“There is no gender bias in medicine. Because I said so…”

by Carolyn Thomas   @HeartSisters 

When my heart sister Katherine Leon was featured in The New York Times earlier this year, I was thrilled. Katherine, like me, is a graduate of the WomenHeart Science & Leadership patient advocacy training at Mayo Clinic. She told the Times of undergoing emergency coronary bypass surgery at age 38, several days after her textbook cardiac symptoms had first been dismissed by doctors who told her, “There’s nothing wrong with you.”     .
Continue reading ““There is no gender bias in medicine. Because I said so…””

Is SCAD rare? Or just rarely diagnosed correctly?

by Carolyn Thomas   @HeartSisters    February 10, 2019

I was happy to see Katherine Leon featured in The New York Times recently. Katherine, like me, is a graduate of the WomenHeart Science & Leadership patient advocacy training at Mayo Clinic. She told the Times of undergoing emergency coronary bypass surgery at age 38, several days after her severe cardiac symptoms had been dismissed by doctors who told her, “There’s nothing wrong with you.”

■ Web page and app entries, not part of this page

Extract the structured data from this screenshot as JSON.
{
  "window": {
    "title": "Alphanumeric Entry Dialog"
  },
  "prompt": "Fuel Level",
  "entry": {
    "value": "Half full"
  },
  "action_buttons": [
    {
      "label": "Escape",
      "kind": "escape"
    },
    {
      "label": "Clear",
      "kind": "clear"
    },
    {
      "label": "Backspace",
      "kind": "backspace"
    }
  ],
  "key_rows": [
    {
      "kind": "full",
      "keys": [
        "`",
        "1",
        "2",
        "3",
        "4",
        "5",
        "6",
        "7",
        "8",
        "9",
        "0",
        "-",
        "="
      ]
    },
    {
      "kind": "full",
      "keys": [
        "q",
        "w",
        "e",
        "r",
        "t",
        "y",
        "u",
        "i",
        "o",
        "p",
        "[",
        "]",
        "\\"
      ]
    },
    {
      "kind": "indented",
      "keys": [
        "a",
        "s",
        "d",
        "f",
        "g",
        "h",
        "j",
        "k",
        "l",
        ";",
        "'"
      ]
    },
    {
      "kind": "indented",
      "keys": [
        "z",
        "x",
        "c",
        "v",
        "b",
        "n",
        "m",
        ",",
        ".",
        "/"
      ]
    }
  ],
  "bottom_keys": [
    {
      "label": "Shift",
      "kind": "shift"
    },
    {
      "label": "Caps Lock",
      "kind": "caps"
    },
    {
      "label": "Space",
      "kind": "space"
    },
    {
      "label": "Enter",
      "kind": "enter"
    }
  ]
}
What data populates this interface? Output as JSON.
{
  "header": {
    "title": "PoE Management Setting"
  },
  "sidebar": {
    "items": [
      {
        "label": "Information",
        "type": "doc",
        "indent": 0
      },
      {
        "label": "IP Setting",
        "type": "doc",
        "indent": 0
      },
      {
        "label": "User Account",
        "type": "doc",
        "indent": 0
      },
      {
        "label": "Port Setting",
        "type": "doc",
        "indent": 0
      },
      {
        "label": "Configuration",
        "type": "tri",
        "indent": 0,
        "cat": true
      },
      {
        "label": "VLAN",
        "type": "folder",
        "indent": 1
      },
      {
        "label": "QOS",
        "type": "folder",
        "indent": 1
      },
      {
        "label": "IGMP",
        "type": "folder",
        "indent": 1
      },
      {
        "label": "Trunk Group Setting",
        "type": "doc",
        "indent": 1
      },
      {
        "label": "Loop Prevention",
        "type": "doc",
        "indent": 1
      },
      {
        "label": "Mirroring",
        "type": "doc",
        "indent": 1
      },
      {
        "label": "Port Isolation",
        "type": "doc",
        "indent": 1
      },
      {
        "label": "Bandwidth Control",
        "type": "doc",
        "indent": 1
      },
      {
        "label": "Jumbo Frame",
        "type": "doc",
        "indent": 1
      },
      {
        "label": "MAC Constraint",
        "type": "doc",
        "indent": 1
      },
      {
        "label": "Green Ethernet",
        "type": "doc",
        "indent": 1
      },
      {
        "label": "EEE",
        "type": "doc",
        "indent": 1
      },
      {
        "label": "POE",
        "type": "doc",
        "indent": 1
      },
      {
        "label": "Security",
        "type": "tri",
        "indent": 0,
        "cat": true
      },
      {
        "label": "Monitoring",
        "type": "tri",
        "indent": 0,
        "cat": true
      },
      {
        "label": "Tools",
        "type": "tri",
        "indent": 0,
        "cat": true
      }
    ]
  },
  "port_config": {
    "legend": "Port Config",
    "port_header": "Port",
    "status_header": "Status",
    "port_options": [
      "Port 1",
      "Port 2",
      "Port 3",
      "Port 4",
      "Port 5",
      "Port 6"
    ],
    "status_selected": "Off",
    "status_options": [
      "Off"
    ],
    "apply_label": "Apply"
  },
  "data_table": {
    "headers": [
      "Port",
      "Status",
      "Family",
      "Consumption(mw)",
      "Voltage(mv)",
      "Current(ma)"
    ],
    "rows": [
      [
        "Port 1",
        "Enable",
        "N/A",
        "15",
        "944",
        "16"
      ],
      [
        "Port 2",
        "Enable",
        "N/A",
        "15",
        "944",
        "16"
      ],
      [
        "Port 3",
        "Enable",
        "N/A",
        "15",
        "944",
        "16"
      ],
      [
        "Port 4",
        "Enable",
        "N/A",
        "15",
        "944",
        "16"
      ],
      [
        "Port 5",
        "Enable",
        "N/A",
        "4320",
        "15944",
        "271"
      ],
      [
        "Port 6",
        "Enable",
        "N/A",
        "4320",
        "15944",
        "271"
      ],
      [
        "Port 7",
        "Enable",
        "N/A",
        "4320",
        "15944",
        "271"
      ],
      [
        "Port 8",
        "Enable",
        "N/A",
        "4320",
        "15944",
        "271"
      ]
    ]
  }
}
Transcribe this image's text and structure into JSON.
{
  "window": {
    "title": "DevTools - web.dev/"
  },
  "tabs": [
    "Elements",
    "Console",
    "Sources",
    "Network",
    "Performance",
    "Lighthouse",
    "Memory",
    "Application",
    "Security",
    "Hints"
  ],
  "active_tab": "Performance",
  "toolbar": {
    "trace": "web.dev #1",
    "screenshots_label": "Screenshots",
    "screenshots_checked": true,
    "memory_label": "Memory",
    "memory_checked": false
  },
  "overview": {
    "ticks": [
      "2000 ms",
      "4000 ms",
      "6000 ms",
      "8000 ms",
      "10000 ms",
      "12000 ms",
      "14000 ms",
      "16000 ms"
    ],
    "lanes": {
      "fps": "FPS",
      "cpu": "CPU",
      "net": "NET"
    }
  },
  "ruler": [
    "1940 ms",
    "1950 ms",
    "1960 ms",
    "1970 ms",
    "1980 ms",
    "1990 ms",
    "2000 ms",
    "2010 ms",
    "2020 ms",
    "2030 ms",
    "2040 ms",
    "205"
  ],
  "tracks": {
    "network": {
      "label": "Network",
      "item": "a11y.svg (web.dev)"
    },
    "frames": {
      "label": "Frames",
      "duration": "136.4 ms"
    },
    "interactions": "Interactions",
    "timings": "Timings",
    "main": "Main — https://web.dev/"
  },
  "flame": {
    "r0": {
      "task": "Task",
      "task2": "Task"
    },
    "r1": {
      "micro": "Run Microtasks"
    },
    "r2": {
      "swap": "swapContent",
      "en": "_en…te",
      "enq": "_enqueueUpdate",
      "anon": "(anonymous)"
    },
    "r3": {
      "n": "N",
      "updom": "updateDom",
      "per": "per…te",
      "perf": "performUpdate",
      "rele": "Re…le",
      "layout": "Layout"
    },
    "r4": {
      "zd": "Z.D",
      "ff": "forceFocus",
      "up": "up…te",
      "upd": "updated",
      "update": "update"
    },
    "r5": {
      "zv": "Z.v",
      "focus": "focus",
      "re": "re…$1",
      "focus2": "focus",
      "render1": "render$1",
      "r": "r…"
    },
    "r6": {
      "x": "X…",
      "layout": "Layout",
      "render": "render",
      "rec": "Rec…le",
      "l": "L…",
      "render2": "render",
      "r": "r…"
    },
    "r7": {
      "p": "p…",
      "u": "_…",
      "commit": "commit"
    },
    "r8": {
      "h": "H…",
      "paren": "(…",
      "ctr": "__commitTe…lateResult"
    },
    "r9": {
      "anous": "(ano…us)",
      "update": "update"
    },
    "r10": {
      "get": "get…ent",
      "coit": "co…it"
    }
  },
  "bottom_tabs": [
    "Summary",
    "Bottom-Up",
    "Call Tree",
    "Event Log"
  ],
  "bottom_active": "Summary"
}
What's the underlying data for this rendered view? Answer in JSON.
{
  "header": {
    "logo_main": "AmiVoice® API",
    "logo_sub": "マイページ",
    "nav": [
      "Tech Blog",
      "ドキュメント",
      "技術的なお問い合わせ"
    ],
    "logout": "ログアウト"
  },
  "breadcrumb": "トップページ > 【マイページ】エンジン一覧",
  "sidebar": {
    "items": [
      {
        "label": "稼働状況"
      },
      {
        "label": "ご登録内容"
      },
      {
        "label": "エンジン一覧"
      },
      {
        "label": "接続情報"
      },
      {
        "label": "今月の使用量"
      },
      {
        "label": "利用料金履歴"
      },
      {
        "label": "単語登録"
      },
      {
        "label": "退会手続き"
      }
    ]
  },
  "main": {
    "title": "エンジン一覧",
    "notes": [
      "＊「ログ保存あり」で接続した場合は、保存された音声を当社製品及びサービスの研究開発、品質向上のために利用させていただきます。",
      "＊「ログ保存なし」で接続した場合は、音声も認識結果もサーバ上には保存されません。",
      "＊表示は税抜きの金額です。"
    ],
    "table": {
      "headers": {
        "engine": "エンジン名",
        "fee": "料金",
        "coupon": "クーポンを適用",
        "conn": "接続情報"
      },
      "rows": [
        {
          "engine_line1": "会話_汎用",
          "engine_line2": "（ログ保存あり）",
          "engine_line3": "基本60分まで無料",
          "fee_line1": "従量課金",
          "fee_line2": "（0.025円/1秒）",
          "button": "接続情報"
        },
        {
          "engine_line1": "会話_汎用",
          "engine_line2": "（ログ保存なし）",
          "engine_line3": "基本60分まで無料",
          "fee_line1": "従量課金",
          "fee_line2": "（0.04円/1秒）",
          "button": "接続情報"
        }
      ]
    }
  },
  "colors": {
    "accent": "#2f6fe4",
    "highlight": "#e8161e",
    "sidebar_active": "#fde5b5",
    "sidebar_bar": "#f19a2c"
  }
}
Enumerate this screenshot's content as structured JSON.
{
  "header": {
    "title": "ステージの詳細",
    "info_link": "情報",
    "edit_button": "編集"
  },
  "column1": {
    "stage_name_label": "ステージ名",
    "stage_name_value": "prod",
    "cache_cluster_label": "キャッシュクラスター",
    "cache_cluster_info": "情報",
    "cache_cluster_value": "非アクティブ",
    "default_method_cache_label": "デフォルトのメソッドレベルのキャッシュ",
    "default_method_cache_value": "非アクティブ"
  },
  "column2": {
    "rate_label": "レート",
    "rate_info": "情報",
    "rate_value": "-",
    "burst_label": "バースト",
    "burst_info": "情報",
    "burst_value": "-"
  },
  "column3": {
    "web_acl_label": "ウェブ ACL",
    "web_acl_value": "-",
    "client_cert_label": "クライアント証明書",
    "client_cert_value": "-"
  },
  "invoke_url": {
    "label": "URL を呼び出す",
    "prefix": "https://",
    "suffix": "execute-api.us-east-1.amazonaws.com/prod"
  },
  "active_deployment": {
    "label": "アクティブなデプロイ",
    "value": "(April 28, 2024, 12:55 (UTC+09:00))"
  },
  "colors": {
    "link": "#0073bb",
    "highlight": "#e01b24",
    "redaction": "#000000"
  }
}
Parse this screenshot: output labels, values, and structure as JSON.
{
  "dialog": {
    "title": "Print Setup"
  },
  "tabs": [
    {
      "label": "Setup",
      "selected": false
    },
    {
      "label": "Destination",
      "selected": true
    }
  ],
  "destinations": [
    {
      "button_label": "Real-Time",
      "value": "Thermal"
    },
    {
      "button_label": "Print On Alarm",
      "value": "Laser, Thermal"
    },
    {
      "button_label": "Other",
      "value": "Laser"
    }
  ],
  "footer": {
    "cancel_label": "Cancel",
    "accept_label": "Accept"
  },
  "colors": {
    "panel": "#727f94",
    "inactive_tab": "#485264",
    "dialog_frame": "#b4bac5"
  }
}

She isn’t alone. Many, many studies have shown that female heart patients are significantly more likely to be under-diagnosed – and worse, often under-treated even when appropriately diagnosed – compared to our male counterparts. This is especially true for women with her condition (Spontaneous Coronary Artery Dissection, or SCAD) that was once considered to be a rare disease.

Dr. Sharonne Hayes is also featured in the NYT piece; she’s a respected Mayo Clinic cardiologist, longtime SCAD researcher and founder of the Mayo Women’s Heart Clinic. (You can read their story here).

But almost as soon as the Times piece was published online, I was gobsmacked to see some of the reader comments coming in – especially comments from people like these:     . Continue reading “Is SCAD rare? Or just rarely diagnosed correctly?”

My medical diagnosis means more to me than to you

by Carolyn Thomas   @HeartSisters

As a person who lives with and writes about coronary microvascular disease (MVD), I feel lucky that my family doctor, my cardiologist and my pain specialist are all believers. It’s like the trifecta of diagnostic wins for a heart patient! I say that because one of my blog readers, after asking her physician if her puzzling cardiac symptoms might be due to MVD, was told:

“I don’t believe in coronary microvascular disease.”

I guess it’s time to remind such physicians that we’re not talking about Santa Claus or the Tooth Fairy here. Continue reading “My medical diagnosis means more to me than to you”

When you know more than your doctors about your diagnosis

by Carolyn Thomas   @HeartSisters

One of my blog readers needlessly suffered debilitating cardiac symptoms for a number of years before she was finally correctly diagnosed (thanks to a second opinion) with coronary microvascular disease (MVD). During those years, she’d read everything she could get her hands on in a desperate effort to solve this mystery. But when she asked her own physician if MVD might be the culprit, he dismissed this diagnostic possibility, adding that he “didn’t believe” in coronary microvascular disease.

Didn’t believe in it?!

Please note, darling readers, that we’re not talking about the Tooth Fairy here.

We’re talking about a woman living with a cardiac condition that’s been well-studied (as in, peer-reviewed studies done by respected heart researchers and published in actual real-life medical journals).

Continue reading “When you know more than your doctors about your diagnosis”

A zebra among horses

A guest post by Laura Haywood-Cory – to help celebrate Rare Disease Awareness Day, 2/29/12

“Almost three years ago, I had a heart attack at the age of 40, with no family history or elevated risk factors. I’m not diabetic, I don’t smoke, my arteries aren’t clogged, and at the time, I was training for a triathlon.

“I was in shock to wake up one morning with textbook heart attack symptoms — pain in the center of my chest that radiated down my left arm and up into my neck and jaw, I had cold sweats, I felt nauseated.

“My husband drove us to the hospital, where they treated me as if I were having a heart attack–they gave me a nitro patch, an aspirin, drew blood, did a chest X-ray and an EKG–all the while telling me that it wasn’t my heart, because I was too young and too female.   Continue reading “A zebra among horses”